F.N. Souza, known as the 'Indian Picasso' for the Cubist influence in his art -- a genre made popular by Picasso -- and explicit nude figure studies, was similar to Picasso in many ways.
"Picasso and Souza were both artists who tore up the rule book and sought to break with what went before them to create a new and dynamic pictorial language. Both were very individual painters and highly confident artists. But our aim was to highlight the difference between them," Grosvenor Gallery director Conor Macklin said.
"Picasso opened the doors to artists like Souza who broke the rules. Both the artists gave up everything for art," Macklin says.
Picasso spearheaded what can be described as the 20th century's most important artistic movement - Cubism - that deconstructed the conventions of perspectives and space that had dominated paintings in Renaissance.
Souza, as one of the founder-members of the Progressive Artists' Group in Mumbai, sought to free himself of western motifs to draw from the indigenous Indian landscape.
A series of nude drawings of Picasso's later years of an ugly old hairy grotesque man making love to a beautiful young woman, inspired by the aging artist's affair with his second and much younger wife Jacqueline Roque, is a witty contrast to Souza's drawings of a Goan priest groping a nude Indian temple dancer.
Souza's drawings of the male religious clergy of western faiths and nude traditional Indian dancers repeat in different poses with the man dressed in a ceremonial robe and the buxom dancer with long hair in strings of jewels.
Shocking as they are in their brazen show of carnal passion, an element of humour, fluid lines and mastery over the human anatomical details achieved by both the artists bind their art.
Both the artists "picked up ideas from old masters and classical masterpieces to rework them into their own idioms", Macklin says.
Picasso had once said "bad artists copy, good artists steal".
"The influence of Picasso and his contemporaries is clearly evident in Souza's works - the fractured geometric landscape, the bold colours and the distorted faces.

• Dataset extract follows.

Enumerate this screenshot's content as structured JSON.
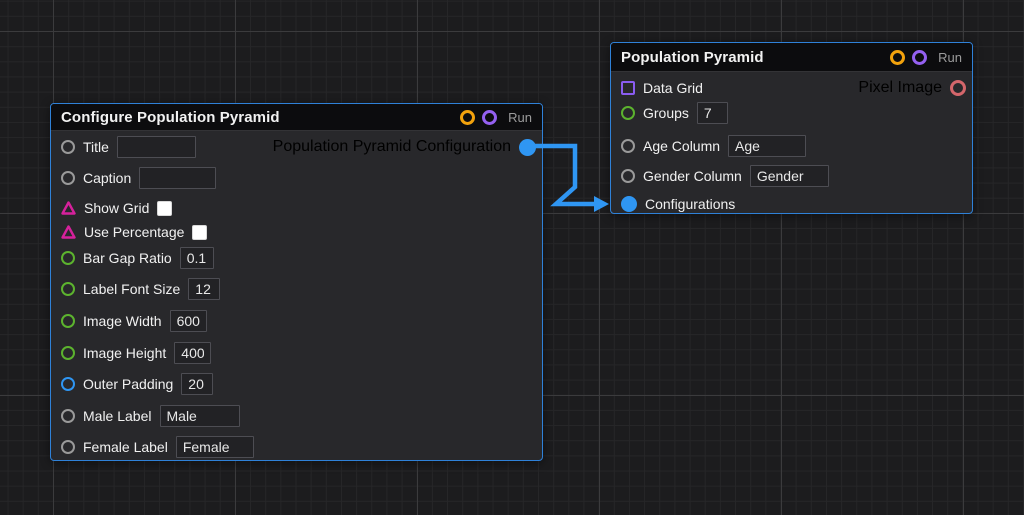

Both artists' works were not only about new styles and techniques but also new things to be said - from politics and society to sex and religion," Macklin said.
Both artists were "singular, selfish and had several relationships, which suffered because of their obsession with art and outlooks to life", Macklin added.

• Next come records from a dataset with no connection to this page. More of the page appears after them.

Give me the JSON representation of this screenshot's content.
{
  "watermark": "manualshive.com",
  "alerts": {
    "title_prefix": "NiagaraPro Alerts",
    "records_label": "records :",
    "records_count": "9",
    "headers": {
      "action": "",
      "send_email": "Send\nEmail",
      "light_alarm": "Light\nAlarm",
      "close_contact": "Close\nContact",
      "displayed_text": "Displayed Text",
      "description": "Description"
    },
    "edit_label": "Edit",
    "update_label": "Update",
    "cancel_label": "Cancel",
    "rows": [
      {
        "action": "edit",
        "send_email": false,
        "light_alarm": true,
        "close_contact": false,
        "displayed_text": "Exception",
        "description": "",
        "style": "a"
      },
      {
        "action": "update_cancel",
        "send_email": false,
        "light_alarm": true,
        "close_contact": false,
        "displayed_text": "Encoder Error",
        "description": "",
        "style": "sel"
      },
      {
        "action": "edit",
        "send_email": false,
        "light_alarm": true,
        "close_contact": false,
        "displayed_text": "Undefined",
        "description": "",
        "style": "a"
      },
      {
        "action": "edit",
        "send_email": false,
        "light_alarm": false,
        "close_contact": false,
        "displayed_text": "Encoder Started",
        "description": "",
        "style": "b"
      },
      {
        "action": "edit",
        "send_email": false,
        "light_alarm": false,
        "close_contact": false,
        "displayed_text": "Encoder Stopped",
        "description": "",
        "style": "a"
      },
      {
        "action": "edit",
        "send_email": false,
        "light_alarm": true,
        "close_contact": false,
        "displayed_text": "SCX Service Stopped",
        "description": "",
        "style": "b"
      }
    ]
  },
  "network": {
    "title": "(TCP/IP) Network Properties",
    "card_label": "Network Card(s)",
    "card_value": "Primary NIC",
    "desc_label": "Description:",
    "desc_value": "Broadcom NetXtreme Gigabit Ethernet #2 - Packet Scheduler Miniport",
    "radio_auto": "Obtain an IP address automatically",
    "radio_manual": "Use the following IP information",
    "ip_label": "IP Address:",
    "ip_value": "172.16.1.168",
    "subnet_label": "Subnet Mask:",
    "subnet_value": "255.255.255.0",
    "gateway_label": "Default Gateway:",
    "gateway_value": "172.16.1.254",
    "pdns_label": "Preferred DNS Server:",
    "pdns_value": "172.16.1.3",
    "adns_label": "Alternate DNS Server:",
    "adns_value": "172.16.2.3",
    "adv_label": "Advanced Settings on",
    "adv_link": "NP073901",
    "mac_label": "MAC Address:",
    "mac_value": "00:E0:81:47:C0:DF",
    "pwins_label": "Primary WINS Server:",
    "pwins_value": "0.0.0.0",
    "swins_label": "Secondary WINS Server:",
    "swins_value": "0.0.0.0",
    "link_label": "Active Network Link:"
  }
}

Consequently, Souza's studies of nudes on display are more tortured compared to Picasso's hedonistic images of sexual love ranging from the celebratory to horrific, sadistic, satirical and funny.

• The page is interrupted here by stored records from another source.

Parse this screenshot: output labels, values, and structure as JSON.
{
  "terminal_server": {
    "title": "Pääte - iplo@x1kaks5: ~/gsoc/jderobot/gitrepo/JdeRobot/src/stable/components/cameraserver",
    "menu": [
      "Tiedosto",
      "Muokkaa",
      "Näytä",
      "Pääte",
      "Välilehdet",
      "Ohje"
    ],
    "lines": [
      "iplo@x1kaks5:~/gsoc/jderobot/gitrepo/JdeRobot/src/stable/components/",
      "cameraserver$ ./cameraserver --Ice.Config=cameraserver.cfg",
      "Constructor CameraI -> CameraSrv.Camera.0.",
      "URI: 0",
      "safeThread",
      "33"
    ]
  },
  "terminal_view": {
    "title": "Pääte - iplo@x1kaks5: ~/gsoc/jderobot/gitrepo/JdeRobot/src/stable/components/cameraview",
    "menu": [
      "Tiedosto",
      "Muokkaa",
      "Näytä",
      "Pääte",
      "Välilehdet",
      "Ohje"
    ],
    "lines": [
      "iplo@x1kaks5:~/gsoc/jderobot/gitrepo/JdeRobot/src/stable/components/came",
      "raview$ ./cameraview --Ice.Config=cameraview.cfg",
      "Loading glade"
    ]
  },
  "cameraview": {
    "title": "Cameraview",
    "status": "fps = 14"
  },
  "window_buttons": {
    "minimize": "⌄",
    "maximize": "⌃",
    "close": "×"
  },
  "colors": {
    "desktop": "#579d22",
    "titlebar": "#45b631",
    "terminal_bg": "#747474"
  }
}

Jesus Christ wears an expression of pain in Souza's Christian sketches while Picasso's human-scapes show the shadowy face of the demons in the background.
One of the most striking artworks on display is Picasso's re-interpretation of a painting by Edouard Manet's controversial "Luncheon on the Grass", featuring two men in formal suits and two nude women.
The Manet composition inspired Picasso into a cycle of 27 paintings in which the figures in the picnic become abstract and cubist beings, unclothed. Picasso's lined contours set his figures apart from Manet's detailed 19th century portraits.
"In Picasso's canvas, 'Lunch on the Grass' is both abstraction and classicism, it is a creative urge," Macklin says.
Picasso (1881-1973) is regarded as one of the three artists who helped define the art in 20th century which included plastic art, print-making, sculpture and ceramics art while Souza (1924-2002) was an expressionist, inspired by neo-romanticism of the post-world war period.
Grosvenor Gallery will be back with an exhibition of S.H. Raza's works at the India Art Fair in January, Macklin said.